* _WORK INSTRUCTION_: All of the entries below should be returned verbatim, apart from the pictures.

* _MATERIAL SHOWN_:

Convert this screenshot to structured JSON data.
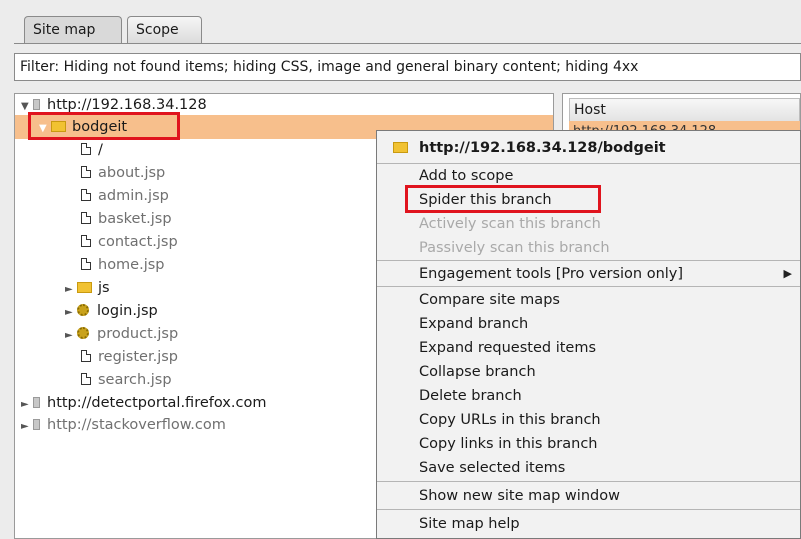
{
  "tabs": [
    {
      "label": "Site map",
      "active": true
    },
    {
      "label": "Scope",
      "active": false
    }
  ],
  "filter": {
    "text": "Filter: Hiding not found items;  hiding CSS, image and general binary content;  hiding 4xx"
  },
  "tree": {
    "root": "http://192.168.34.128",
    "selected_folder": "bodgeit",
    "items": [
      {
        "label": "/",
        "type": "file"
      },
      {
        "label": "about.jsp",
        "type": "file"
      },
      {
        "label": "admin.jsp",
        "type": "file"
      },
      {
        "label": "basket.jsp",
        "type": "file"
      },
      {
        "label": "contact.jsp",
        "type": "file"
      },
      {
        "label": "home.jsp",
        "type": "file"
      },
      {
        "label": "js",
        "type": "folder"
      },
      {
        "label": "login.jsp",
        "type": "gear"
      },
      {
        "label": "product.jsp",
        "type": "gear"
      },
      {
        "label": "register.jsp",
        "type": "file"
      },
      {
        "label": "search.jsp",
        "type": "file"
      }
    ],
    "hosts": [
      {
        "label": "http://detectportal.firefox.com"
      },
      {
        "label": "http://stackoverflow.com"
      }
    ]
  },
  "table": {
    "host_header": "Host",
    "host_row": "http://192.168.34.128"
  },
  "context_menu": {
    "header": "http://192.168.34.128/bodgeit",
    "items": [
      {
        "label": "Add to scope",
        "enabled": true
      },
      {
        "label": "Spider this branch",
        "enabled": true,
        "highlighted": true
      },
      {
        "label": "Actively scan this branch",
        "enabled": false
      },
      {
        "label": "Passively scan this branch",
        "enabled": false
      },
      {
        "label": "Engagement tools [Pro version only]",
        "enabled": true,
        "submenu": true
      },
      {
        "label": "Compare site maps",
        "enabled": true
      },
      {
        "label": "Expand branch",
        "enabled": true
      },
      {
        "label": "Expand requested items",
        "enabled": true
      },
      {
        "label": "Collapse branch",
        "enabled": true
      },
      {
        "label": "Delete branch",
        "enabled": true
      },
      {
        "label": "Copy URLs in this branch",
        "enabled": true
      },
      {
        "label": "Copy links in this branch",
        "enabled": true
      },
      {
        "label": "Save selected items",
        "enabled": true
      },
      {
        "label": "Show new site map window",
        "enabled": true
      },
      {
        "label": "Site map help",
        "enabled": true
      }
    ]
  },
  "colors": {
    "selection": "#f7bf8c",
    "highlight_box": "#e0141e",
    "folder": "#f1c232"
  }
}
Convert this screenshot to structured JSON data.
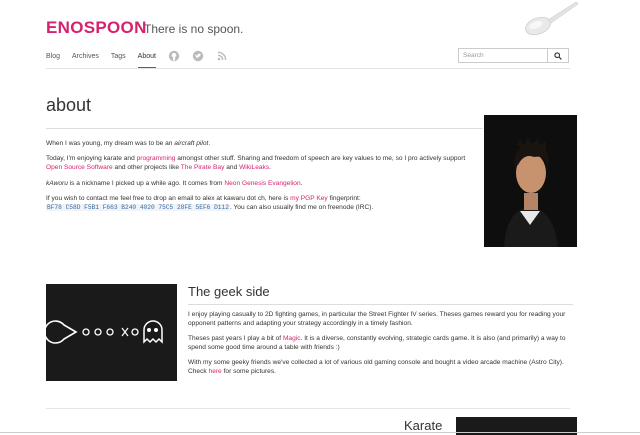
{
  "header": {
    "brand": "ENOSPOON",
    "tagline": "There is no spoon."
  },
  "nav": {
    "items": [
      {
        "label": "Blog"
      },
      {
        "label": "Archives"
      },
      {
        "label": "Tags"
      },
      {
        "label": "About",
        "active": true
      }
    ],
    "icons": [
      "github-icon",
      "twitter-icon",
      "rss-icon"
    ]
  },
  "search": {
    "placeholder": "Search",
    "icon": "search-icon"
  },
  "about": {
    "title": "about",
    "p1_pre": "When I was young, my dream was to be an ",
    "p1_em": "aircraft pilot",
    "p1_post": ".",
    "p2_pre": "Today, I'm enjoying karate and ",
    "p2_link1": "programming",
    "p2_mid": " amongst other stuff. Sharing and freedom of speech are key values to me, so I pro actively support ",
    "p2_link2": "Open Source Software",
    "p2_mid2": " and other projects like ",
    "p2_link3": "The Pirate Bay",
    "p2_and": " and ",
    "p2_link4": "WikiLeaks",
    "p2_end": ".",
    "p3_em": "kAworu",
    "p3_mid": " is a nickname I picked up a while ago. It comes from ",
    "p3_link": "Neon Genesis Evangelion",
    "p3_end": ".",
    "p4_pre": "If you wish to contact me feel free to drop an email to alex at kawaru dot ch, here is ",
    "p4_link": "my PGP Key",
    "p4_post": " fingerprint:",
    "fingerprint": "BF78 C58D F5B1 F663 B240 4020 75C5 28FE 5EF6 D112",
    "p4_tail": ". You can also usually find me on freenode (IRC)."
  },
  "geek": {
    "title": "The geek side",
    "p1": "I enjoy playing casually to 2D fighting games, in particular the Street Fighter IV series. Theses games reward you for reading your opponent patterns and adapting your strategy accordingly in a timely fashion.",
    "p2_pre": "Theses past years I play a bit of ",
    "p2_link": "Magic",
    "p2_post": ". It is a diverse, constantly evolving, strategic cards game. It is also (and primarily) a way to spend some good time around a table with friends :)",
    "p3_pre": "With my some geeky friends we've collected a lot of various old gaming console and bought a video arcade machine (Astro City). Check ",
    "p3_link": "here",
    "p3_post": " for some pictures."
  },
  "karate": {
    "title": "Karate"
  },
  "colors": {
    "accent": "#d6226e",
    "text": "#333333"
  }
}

* _EXERCISE SOLUTION_:
Convert this screenshot to structured JSON data.
{
  "tabs": [
    {
      "label": "Site map",
      "active": true
    },
    {
      "label": "Scope",
      "active": false
    }
  ],
  "filter": {
    "text": "Filter: Hiding not found items;  hiding CSS, image and general binary content;  hiding 4xx"
  },
  "tree": {
    "root": "http://192.168.34.128",
    "selected_folder": "bodgeit",
    "items": [
      {
        "label": "/",
        "type": "file"
      },
      {
        "label": "about.jsp",
        "type": "file"
      },
      {
        "label": "admin.jsp",
        "type": "file"
      },
      {
        "label": "basket.jsp",
        "type": "file"
      },
      {
        "label": "contact.jsp",
        "type": "file"
      },
      {
        "label": "home.jsp",
        "type": "file"
      },
      {
        "label": "js",
        "type": "folder"
      },
      {
        "label": "login.jsp",
        "type": "gear"
      },
      {
        "label": "product.jsp",
        "type": "gear"
      },
      {
        "label": "register.jsp",
        "type": "file"
      },
      {
        "label": "search.jsp",
        "type": "file"
      }
    ],
    "hosts": [
      {
        "label": "http://detectportal.firefox.com"
      },
      {
        "label": "http://stackoverflow.com"
      }
    ]
  },
  "table": {
    "host_header": "Host",
    "host_row": "http://192.168.34.128"
  },
  "context_menu": {
    "header": "http://192.168.34.128/bodgeit",
    "items": [
      {
        "label": "Add to scope",
        "enabled": true
      },
      {
        "label": "Spider this branch",
        "enabled": true,
        "highlighted": true
      },
      {
        "label": "Actively scan this branch",
        "enabled": false
      },
      {
        "label": "Passively scan this branch",
        "enabled": false
      },
      {
        "label": "Engagement tools [Pro version only]",
        "enabled": true,
        "submenu": true
      },
      {
        "label": "Compare site maps",
        "enabled": true
      },
      {
        "label": "Expand branch",
        "enabled": true
      },
      {
        "label": "Expand requested items",
        "enabled": true
      },
      {
        "label": "Collapse branch",
        "enabled": true
      },
      {
        "label": "Delete branch",
        "enabled": true
      },
      {
        "label": "Copy URLs in this branch",
        "enabled": true
      },
      {
        "label": "Copy links in this branch",
        "enabled": true
      },
      {
        "label": "Save selected items",
        "enabled": true
      },
      {
        "label": "Show new site map window",
        "enabled": true
      },
      {
        "label": "Site map help",
        "enabled": true
      }
    ]
  },
  "colors": {
    "selection": "#f7bf8c",
    "highlight_box": "#e0141e",
    "folder": "#f1c232"
  }
}
Convert this screenshot to structured JSON data.
{
  "header": {
    "brand": "ENOSPOON",
    "tagline": "There is no spoon."
  },
  "nav": {
    "items": [
      {
        "label": "Blog"
      },
      {
        "label": "Archives"
      },
      {
        "label": "Tags"
      },
      {
        "label": "About",
        "active": true
      }
    ],
    "icons": [
      "github-icon",
      "twitter-icon",
      "rss-icon"
    ]
  },
  "search": {
    "placeholder": "Search",
    "icon": "search-icon"
  },
  "about": {
    "title": "about",
    "p1_pre": "When I was young, my dream was to be an ",
    "p1_em": "aircraft pilot",
    "p1_post": ".",
    "p2_pre": "Today, I'm enjoying karate and ",
    "p2_link1": "programming",
    "p2_mid": " amongst other stuff. Sharing and freedom of speech are key values to me, so I pro actively support ",
    "p2_link2": "Open Source Software",
    "p2_mid2": " and other projects like ",
    "p2_link3": "The Pirate Bay",
    "p2_and": " and ",
    "p2_link4": "WikiLeaks",
    "p2_end": ".",
    "p3_em": "kAworu",
    "p3_mid": " is a nickname I picked up a while ago. It comes from ",
    "p3_link": "Neon Genesis Evangelion",
    "p3_end": ".",
    "p4_pre": "If you wish to contact me feel free to drop an email to alex at kawaru dot ch, here is ",
    "p4_link": "my PGP Key",
    "p4_post": " fingerprint:",
    "fingerprint": "BF78 C58D F5B1 F663 B240 4020 75C5 28FE 5EF6 D112",
    "p4_tail": ". You can also usually find me on freenode (IRC)."
  },
  "geek": {
    "title": "The geek side",
    "p1": "I enjoy playing casually to 2D fighting games, in particular the Street Fighter IV series. Theses games reward you for reading your opponent patterns and adapting your strategy accordingly in a timely fashion.",
    "p2_pre": "Theses past years I play a bit of ",
    "p2_link": "Magic",
    "p2_post": ". It is a diverse, constantly evolving, strategic cards game. It is also (and primarily) a way to spend some good time around a table with friends :)",
    "p3_pre": "With my some geeky friends we've collected a lot of various old gaming console and bought a video arcade machine (Astro City). Check ",
    "p3_link": "here",
    "p3_post": " for some pictures."
  },
  "karate": {
    "title": "Karate"
  },
  "colors": {
    "accent": "#d6226e",
    "text": "#333333"
  }
}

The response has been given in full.